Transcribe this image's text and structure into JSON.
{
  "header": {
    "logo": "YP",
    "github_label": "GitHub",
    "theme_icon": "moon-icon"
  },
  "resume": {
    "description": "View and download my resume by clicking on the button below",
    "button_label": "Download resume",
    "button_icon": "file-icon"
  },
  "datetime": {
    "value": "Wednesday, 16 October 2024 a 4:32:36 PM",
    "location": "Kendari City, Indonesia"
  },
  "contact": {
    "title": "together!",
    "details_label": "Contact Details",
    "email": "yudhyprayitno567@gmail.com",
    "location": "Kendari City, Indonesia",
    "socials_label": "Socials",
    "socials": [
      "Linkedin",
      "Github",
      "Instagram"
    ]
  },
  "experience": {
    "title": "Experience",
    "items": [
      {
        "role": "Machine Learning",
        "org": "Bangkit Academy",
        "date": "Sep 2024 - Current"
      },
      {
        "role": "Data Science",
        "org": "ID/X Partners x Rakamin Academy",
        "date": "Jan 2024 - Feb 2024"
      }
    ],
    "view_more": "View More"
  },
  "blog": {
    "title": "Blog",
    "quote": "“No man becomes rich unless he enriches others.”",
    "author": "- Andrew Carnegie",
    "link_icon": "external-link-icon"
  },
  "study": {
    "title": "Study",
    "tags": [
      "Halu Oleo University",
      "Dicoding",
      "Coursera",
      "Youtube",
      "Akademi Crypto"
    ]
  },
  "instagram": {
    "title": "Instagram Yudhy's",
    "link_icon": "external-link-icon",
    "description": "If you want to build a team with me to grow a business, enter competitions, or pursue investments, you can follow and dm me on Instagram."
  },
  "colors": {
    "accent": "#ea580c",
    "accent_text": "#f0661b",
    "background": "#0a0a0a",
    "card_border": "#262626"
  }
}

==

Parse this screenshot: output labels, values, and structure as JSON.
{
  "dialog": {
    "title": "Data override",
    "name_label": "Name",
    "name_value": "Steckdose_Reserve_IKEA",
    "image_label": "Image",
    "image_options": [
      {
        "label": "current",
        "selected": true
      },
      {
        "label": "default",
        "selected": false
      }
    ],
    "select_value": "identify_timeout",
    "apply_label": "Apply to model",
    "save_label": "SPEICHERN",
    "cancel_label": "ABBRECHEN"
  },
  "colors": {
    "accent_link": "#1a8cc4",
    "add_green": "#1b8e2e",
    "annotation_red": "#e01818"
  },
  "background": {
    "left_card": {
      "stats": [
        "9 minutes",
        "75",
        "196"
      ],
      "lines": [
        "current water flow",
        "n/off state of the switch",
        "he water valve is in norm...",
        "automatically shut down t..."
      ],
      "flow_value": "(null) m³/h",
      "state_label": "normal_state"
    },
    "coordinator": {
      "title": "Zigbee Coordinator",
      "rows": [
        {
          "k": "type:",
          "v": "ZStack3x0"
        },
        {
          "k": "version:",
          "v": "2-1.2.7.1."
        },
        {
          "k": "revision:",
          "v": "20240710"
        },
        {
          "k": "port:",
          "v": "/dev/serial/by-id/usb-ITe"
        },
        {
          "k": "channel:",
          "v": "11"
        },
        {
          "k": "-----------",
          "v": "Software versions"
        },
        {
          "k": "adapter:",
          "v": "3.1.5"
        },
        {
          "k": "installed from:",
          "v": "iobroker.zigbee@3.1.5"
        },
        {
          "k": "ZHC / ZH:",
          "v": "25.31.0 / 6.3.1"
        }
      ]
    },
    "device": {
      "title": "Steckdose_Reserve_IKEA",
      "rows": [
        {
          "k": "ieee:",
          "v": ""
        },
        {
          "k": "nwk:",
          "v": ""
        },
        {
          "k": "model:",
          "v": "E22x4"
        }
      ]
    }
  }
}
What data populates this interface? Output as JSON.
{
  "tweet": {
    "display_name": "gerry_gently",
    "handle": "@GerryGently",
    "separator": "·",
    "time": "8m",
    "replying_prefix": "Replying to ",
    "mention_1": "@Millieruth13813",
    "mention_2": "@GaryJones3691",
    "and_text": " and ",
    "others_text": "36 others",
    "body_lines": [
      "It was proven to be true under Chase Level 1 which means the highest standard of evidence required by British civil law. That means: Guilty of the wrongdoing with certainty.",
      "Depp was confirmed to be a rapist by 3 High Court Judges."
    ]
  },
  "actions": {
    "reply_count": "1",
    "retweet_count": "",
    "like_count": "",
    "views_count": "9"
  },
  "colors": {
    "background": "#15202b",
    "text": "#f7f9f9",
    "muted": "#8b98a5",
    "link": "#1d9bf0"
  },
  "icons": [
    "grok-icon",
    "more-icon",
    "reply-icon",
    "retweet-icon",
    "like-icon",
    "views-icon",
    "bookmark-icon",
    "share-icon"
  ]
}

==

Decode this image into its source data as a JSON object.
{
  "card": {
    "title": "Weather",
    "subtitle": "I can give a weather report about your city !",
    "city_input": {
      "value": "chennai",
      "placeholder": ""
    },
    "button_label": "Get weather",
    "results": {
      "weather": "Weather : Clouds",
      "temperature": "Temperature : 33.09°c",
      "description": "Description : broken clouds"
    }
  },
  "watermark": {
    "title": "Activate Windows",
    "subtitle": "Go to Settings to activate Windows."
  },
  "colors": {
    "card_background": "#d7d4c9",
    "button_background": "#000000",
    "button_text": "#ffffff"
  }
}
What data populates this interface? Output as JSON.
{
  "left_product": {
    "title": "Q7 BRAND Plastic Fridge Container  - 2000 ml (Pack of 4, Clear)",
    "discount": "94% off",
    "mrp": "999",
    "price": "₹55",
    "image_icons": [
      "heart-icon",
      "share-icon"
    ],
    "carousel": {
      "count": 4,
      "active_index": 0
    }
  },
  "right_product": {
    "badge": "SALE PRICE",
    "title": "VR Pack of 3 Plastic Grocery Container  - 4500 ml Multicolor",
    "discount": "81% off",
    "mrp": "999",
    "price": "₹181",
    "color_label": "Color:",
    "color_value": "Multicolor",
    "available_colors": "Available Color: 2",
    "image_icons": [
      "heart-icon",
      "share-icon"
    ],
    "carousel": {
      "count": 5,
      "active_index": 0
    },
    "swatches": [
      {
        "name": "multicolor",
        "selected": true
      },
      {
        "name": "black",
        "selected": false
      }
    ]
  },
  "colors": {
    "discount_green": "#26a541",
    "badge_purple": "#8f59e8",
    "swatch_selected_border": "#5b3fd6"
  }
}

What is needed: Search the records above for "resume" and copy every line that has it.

Result of the exercise:
  "resume": {
    "description": "View and download my resume by clicking on the button below",
    "button_label": "Download resume",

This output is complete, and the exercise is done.